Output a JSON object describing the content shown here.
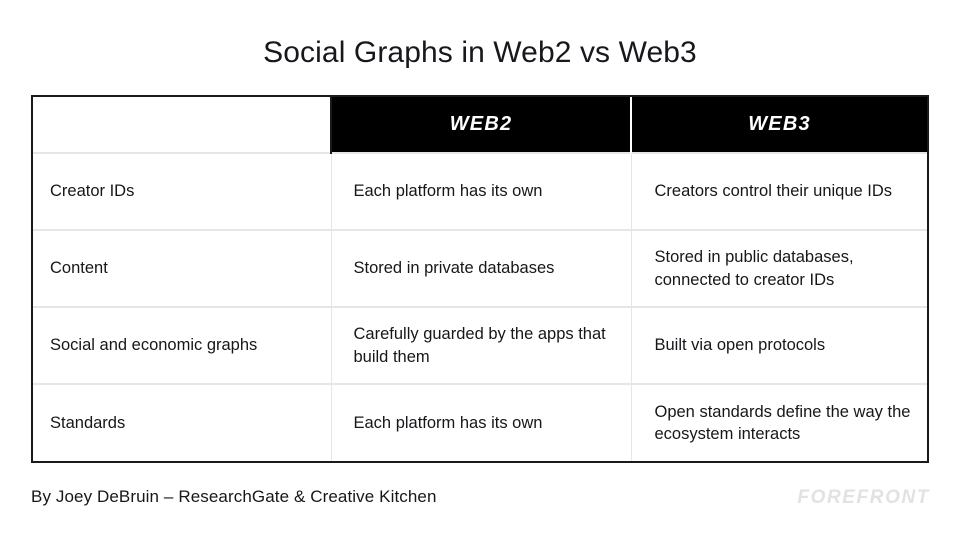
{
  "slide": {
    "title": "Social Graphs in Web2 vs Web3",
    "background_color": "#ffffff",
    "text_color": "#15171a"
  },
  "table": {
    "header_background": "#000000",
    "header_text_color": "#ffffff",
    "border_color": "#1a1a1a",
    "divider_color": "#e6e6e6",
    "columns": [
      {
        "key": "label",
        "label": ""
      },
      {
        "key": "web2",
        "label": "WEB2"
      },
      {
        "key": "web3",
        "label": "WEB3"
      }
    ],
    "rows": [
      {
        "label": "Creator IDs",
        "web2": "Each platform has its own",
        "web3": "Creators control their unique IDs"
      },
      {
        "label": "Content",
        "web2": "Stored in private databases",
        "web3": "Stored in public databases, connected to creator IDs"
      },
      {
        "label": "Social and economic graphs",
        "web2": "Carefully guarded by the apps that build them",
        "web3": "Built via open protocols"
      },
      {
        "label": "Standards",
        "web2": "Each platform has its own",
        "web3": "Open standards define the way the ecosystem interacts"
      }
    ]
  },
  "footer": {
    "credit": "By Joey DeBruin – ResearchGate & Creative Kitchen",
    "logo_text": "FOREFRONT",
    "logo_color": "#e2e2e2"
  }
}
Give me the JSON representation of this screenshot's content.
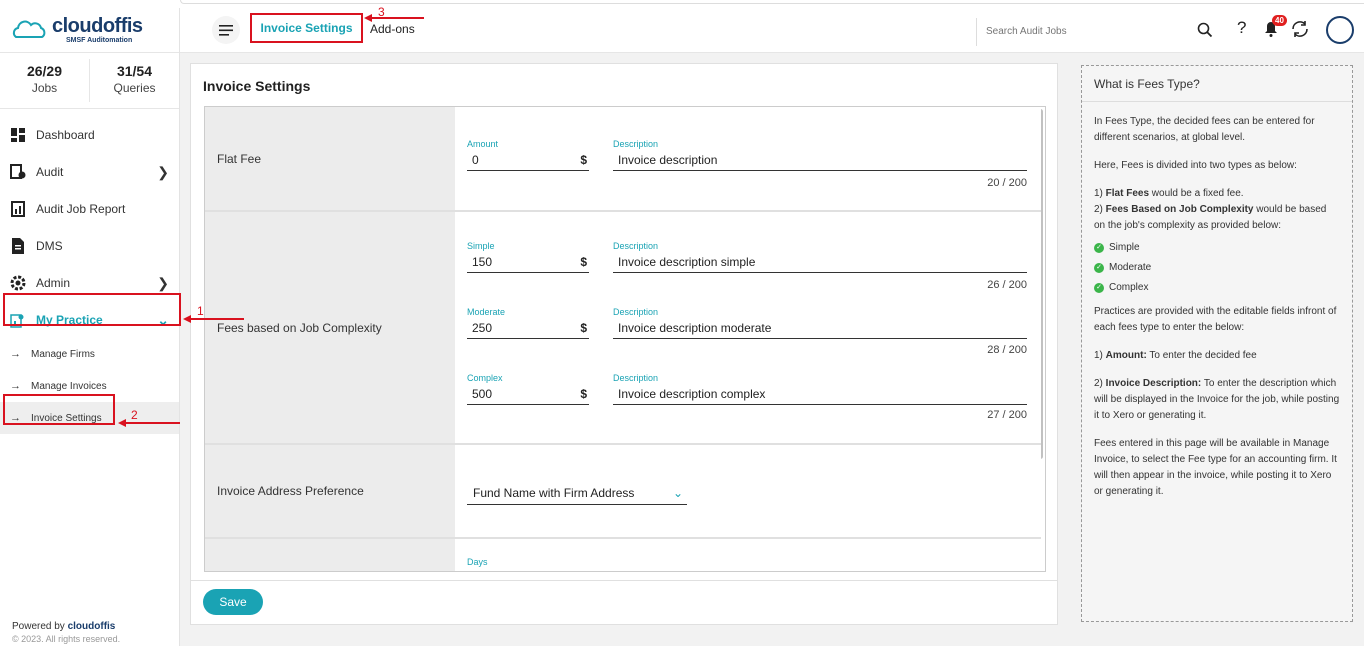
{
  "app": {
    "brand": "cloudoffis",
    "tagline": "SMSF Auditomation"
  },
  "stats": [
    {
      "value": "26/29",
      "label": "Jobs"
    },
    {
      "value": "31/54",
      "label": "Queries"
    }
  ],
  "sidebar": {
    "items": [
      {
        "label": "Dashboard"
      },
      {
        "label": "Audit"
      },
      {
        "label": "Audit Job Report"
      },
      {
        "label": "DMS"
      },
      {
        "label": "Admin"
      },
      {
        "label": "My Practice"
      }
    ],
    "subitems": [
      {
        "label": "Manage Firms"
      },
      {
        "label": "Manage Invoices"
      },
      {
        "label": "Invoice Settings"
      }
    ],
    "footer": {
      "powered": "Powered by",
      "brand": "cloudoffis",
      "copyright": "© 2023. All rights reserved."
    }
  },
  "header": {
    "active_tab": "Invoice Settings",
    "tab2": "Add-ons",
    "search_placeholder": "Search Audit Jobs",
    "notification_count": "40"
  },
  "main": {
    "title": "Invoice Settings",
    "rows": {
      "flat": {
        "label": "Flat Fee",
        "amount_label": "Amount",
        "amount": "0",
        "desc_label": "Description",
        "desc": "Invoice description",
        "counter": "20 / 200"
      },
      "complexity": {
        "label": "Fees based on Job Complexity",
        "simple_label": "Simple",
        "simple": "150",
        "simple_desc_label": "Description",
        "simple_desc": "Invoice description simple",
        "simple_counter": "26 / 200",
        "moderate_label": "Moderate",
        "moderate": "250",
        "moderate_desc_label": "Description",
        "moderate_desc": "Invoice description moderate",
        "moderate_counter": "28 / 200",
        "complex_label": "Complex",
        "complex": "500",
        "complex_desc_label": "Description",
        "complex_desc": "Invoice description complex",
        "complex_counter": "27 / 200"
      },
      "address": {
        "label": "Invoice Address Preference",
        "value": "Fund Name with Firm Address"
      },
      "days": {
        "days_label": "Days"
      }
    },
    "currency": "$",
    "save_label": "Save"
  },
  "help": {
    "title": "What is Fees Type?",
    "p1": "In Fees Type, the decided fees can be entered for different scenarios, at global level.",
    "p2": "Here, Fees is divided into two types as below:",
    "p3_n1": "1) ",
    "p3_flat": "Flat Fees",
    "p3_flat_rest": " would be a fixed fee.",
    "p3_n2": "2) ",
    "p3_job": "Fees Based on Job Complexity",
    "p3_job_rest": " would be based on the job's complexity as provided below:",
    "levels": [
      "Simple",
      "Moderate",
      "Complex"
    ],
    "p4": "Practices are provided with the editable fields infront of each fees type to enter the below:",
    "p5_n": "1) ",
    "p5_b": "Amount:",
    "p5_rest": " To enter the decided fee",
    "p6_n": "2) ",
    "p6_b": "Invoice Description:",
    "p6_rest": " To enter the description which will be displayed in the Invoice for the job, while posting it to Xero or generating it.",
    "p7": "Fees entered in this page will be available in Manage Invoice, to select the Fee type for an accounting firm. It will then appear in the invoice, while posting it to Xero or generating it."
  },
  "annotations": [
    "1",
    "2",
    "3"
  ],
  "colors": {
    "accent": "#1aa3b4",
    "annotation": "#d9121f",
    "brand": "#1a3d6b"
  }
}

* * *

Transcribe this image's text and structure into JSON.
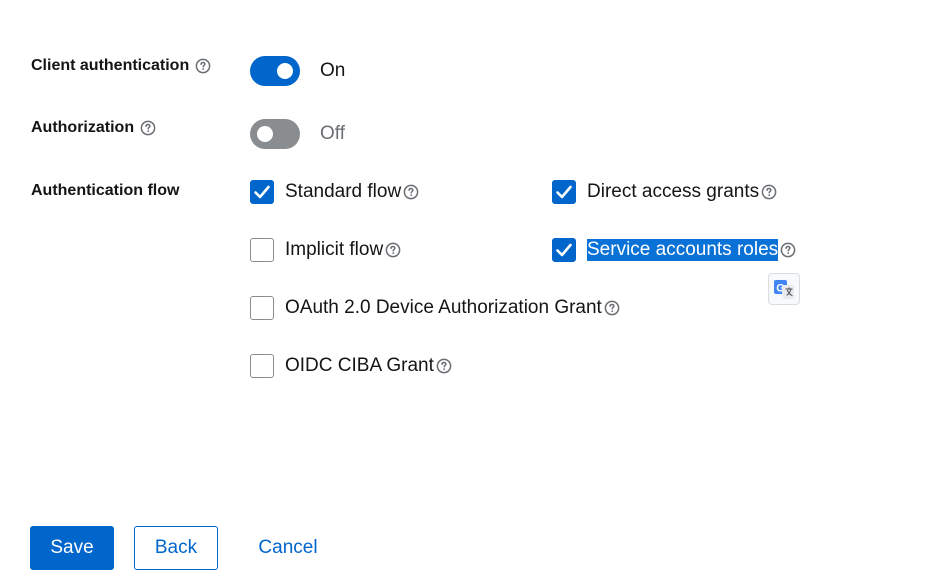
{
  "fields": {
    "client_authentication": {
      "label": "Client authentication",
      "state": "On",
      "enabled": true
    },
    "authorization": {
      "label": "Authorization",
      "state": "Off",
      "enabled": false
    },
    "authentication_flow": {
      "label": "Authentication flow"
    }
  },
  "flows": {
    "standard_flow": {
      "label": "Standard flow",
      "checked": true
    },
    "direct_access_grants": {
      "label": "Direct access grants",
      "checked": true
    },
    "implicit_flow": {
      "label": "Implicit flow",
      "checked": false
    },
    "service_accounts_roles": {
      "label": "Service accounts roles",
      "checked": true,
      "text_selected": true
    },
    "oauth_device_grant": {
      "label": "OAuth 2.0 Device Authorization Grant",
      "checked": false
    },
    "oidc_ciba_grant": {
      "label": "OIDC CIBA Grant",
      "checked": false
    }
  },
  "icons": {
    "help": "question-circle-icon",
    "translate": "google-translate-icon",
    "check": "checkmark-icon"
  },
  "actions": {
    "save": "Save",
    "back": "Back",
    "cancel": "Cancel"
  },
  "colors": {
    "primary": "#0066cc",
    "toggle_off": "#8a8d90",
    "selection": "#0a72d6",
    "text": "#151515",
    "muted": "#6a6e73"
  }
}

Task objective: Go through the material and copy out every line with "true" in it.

Solution below:
      "enabled": true
      "checked": true
      "checked": true
      "checked": true,
      "text_selected": true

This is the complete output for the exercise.